One key member of that line was freshman Ryan Harris, playing in his first collegiate game. The right tackle was a big part of Notre Dame’s success running the ball against the Panthers.

“He performed very well. I think to put a freshman in his first start in that situation against a highly ranked team, I think he performed very well,” Irish head coach Tyrone Willingham said. “But again, he still has a lot of room to go, and he would be the first to say that.”

In fact, Harris has been the first to say just that, and he has been hasty to give himself too much credit for his performance and the performance of the offensive line last Saturday.

“I feel like I played okay – nowhere near what I’m happy with, and I feel I can do a lot better, and I will get a lot better,” Harris said. “It was my first game, and I feel I did okay. There is definitely room for improvement, and it will happen.”

But even the fact that Harris could come in as a freshman and start along the offensive line – a position that requires both physical and mental maturity – is a testament to the youngster’s ability.

“He really has done a great job of developing. It was a process that started even back in fall camp,” offensive line coach Mike Denbrock said. “He came in here with a special ability and showed a lot of maturity for a young guy.”

The biggest question about Harris at the beginning of the season had been his lack of size. Harris entered the year listed at 6-foot-5, 270-pounds, which is a little undersized for a Division I tackle.

“The thing we worried about was that here’s a guy that reported at 270 pounds,” Denbrock said. “Can he hold up? Can he do it and be consistent and do the things you need him to do?”

But the Irish coaches have been more than pleased with Harris’ progress and growth in the early part of the season. Even trying to manage a class schedule and the rigors of college life, the freshman has added nearly 15 pounds and worked his way into the Irish system.

“He added almost 15 pounds over the course of the first three weeks of the season,” Denbrock said. “He continued to develop and grow and got in there with the good, big boys and mixed it up and held his own and did some really good things.”

Denbrock, who shares offensive line coaching duties with John McDonell but specializes in tackles and tight ends, is optimistic about Harris’ future with the Irish and his potential for growth.

“I look at him now, and you take a guy that’s going through what he’s going through and he’s still been able to gain 10 or 15 pounds as a freshman while he’s been on campus here,” Denbrock said. “What’s he going to be able to do over the course of the winter working with [strength and conditioning] Coach [Mickey] Marotti with that great program in the weight room? I think he’s going to be much bigger than he is right now.”

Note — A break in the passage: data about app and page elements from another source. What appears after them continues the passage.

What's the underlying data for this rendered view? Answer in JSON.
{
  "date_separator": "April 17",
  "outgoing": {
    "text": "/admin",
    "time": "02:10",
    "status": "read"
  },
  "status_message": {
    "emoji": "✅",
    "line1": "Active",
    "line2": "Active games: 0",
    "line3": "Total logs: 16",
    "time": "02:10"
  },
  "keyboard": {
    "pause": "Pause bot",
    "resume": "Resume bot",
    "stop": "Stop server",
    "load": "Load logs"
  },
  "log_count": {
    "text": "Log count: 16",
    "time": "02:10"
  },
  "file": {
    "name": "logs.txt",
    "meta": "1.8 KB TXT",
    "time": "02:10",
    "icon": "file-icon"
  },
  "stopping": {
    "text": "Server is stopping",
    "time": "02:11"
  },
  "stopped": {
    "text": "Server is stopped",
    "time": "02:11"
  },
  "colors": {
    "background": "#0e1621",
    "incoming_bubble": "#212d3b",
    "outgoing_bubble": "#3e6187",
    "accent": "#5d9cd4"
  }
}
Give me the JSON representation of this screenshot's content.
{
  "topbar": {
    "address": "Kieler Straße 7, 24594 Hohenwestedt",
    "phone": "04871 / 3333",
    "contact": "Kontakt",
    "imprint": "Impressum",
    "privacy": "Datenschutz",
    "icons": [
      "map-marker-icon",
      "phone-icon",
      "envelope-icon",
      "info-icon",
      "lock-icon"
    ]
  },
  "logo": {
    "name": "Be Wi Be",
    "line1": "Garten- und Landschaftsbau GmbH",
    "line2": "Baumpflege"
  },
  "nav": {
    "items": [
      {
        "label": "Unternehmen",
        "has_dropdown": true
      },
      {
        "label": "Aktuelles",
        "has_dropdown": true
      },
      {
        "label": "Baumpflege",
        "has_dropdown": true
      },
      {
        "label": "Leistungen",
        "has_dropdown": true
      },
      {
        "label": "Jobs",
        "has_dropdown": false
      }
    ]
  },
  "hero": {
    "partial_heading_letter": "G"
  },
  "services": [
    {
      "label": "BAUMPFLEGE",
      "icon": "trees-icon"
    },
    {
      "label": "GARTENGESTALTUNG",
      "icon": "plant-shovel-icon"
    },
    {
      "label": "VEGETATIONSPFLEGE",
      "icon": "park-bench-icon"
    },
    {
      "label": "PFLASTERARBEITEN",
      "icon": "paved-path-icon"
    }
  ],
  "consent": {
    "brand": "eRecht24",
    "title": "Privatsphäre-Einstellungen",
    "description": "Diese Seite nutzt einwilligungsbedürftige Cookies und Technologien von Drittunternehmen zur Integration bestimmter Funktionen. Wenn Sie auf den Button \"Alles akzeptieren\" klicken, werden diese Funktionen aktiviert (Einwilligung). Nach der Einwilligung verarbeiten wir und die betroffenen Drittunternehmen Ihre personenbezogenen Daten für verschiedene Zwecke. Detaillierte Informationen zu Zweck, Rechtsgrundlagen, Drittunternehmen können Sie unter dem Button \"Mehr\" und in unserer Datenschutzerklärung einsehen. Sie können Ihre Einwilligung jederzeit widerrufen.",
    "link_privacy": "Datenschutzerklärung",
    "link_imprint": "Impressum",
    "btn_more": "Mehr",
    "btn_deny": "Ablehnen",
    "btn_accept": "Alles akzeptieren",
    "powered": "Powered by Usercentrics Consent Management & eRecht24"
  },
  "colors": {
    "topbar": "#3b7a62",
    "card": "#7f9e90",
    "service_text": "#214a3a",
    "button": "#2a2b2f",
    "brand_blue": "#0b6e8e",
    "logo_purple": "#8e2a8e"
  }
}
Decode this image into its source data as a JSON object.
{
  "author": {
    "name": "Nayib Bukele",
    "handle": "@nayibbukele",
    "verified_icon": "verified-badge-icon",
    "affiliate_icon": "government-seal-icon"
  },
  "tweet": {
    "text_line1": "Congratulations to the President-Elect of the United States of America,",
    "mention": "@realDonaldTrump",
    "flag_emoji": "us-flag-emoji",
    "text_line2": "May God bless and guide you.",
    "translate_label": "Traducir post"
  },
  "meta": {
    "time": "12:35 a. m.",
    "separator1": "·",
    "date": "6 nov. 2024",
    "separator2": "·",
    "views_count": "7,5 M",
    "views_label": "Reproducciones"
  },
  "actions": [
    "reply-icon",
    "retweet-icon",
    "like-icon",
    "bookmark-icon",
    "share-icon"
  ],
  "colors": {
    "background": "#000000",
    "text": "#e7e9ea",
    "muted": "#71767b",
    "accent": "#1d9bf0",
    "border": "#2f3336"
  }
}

Saturday, Harris and the rest of the offensive line will face a demanding task going against a very talented Trojan defensive line. The front four of defensive ends Kenechi Udeze and Omar Nazel and defensive tackles Shaun Cody and Mike Patterson bring an impressive combination of speed, strength and size to the line of scrimmage.

“They have absolutely outstanding guys up front, not only athletically,” Denbrock said. “They can beat you with their speed and their quickness. They can also overpower you. That’s a pretty lethal combination when you put those guys together that have that ability.”

But Denbrock says he isn’t worried that Harris’ youth or lack of playing experience will cost the Irish against USC. Instead, he feels Harris’ strength and technique will help him to be successful against the Trojans.

“I think the thing that Ryan has done that really helped him is that he knows how to play with leverage, and he knows how to bend,” he said. “I can guarantee you that Ryan Harris leg presses a lot more than anybody on their defensive line weighs. Using your legs and blocking the right way, those things take care of themselves.”